Back in September 2015 we started reading and thinking about Fanny Claus, Manet, Baudelaire and the motif of the balcony. We wondered about making links with Manet’s painting in the Quai d’Orsay ……about visiting Boulogne where Manet manet first may have had the idea of the balcony painting, about links with Goya, about Baudelaire’s flaneur in Paris and about light and dark, inside and outside, about the protection and danger of the balcony, about painting and contemporary digital art.
One thread of early research lead us to thinking about the strange perspectives in Manet’s work e.g. Dejeuner sur l’Herbe, http://www.musee-orsay.fr/en/collections/index-of-works/notice.html?no_cache=1&nnumid=000904&cHash=0ac4f8868a
and the debate about Manet’s the Bar the Folies-Bergère
– is the view possible or not? – having always understood that the perspective was thought to be impossible and part of the mystery, meaning and of the importance of the painting we were interested to come across this link http://www.getty.edu/art/exhibitions/manet_bar/looking_glass.html which demonstrates an angle of view that might make the picture possible…
In any event, the final impression of the compositions in some of Manet’s work, including the Portrait of Mlle Claus, is widely recognised as uneasy, almost a collection of collaged perspectives, which presents a new ‘Modern’ sensiblity, detached and isolating… it seemed important to root our work in the contemporary as much as the past
Ideas about lighting, viewer and composition continued to develop as we read Foucault’s “Manet and the Object of Painting” ………. his idea that the bright flatness of the front-on lighting on Manet’s models implicates the viewer – who was previously concealed in the darkness of the theatrical lighting of chiaroscuro – in a direct and confrontational line of view, that in part explains the outraged public response to works such as Olympia, and Dejeuner Sur L’Herbe….. this prompted a line of thought in our research that might have continued into the territory of exploring ‘the Gaze’ – on the balcony, who/what are we looking at, at what and how is Fanny looking, how is the painter looking at her?….and then the research took another turn.
On a web search we discovered that Fanny Claus played in the first ever all-woman string quartet, which had great success and in a website, http://www.sophie-drinker-institut.de/cms/ an independent research institute specializing in musicological women’s studies we found that she had great great grand-daughter still alive, a painter, who had recently had an exhibition in France in a gallery in Cordes sur Ciel, in the Tarn district, close to brook & black’s studio, in the same gallery where Tiffany had organised a show of her mother, Jacqueline Black’s paintings a few years ago.
This descendant of Fanny Claus, Sophie Prins Gapinski, was the same age as us, and was living in Paris. We left messages through emails on several websites that may have been able to contact her, and then struck success through telephoning the mayor of Cordes and asking if Sophie’s email could be sent to us from the gallery records. We were in contact.

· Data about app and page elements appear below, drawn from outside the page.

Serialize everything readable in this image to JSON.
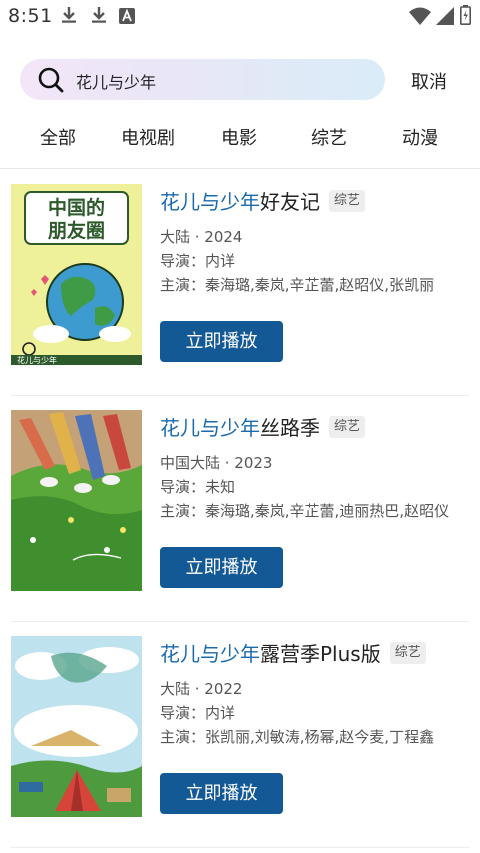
{
  "status_bar": {
    "time": "8:51",
    "left_icons": [
      "download-icon",
      "download-icon",
      "app-a-icon"
    ],
    "right_icons": [
      "wifi-icon",
      "signal-icon",
      "battery-icon"
    ]
  },
  "search": {
    "query": "花儿与少年",
    "cancel_label": "取消"
  },
  "tabs": [
    {
      "label": "全部",
      "active": true
    },
    {
      "label": "电视剧",
      "active": false
    },
    {
      "label": "电影",
      "active": false
    },
    {
      "label": "综艺",
      "active": false
    },
    {
      "label": "动漫",
      "active": false
    }
  ],
  "results": [
    {
      "title_highlight": "花儿与少年",
      "title_rest": "好友记",
      "badge": "综艺",
      "region_year": "大陆 · 2024",
      "director": "导演：内详",
      "cast": "主演：秦海璐,秦岚,辛芷蕾,赵昭仪,张凯丽",
      "button": "立即播放",
      "poster_art": {
        "text_lines": [
          "中国的",
          "朋友圈"
        ],
        "sub_text": "花儿与少年",
        "bg": "#eef19a"
      }
    },
    {
      "title_highlight": "花儿与少年",
      "title_rest": "丝路季",
      "badge": "综艺",
      "region_year": "中国大陆 · 2023",
      "director": "导演：未知",
      "cast": "主演：秦海璐,秦岚,辛芷蕾,迪丽热巴,赵昭仪",
      "button": "立即播放",
      "poster_art": {
        "bg": "#5aa83a"
      }
    },
    {
      "title_highlight": "花儿与少年",
      "title_rest": "露营季Plus版",
      "badge": "综艺",
      "region_year": "大陆 · 2022",
      "director": "导演：内详",
      "cast": "主演：张凯丽,刘敏涛,杨幂,赵今麦,丁程鑫",
      "button": "立即播放",
      "poster_art": {
        "bg": "#bfe3ee"
      }
    }
  ],
  "colors": {
    "accent": "#1a74c9",
    "highlight": "#1a6aad",
    "button": "#135996"
  }
}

The violent events in Paris in November, asserted a darker backdrop to the project and brought the focus back to the present context and tension in so many of our cities’ streets…..and when we eventually organised to visit Sophie in January, on the drive to Paris we passed the gathering mass of people at Calais, police, wire, fences …when we arrived at Sophie and her husband Tadeusz’s flat in Boulogne Billiancourt, for the first part of our visit the conversation circled around the current anxieties and tensions, the movements of people and the Syrian war.
On arriving at Sophie’s home we were surprised by another ‘coincidence’. We had decided by this point to ask Sophie to continue a line of work that brook & black had used in previous installations:
the motif of the woman who paints onto the glass of a window or screen, and then having painted herself out of the picture, cleans the surface to re-emerge from the painted surface.
We had planned to ask Sophie if we could video her squeezing paint from the tube out onto the window/picture glass in front of her and then start to paint. It was a jolt of surprise to walk into her flat – before we had even talked about the work – to see this image in her living room.
Beyond this visual surprise we could never have predicted or hoped that Sophie and Tadeusz would be as welcoming, enthusiastic and helpful as they were, and that Sophie would have played her part so imaginatively and sensitively, creating, undirected, moments in the video that are really poetic and surprising, and for finding and reading the text that forms part of the soundwork for the installation in Gallery 65. We cannot thank them enough and we are really delighted that they are both coming over to see the work on the week of Live Friday.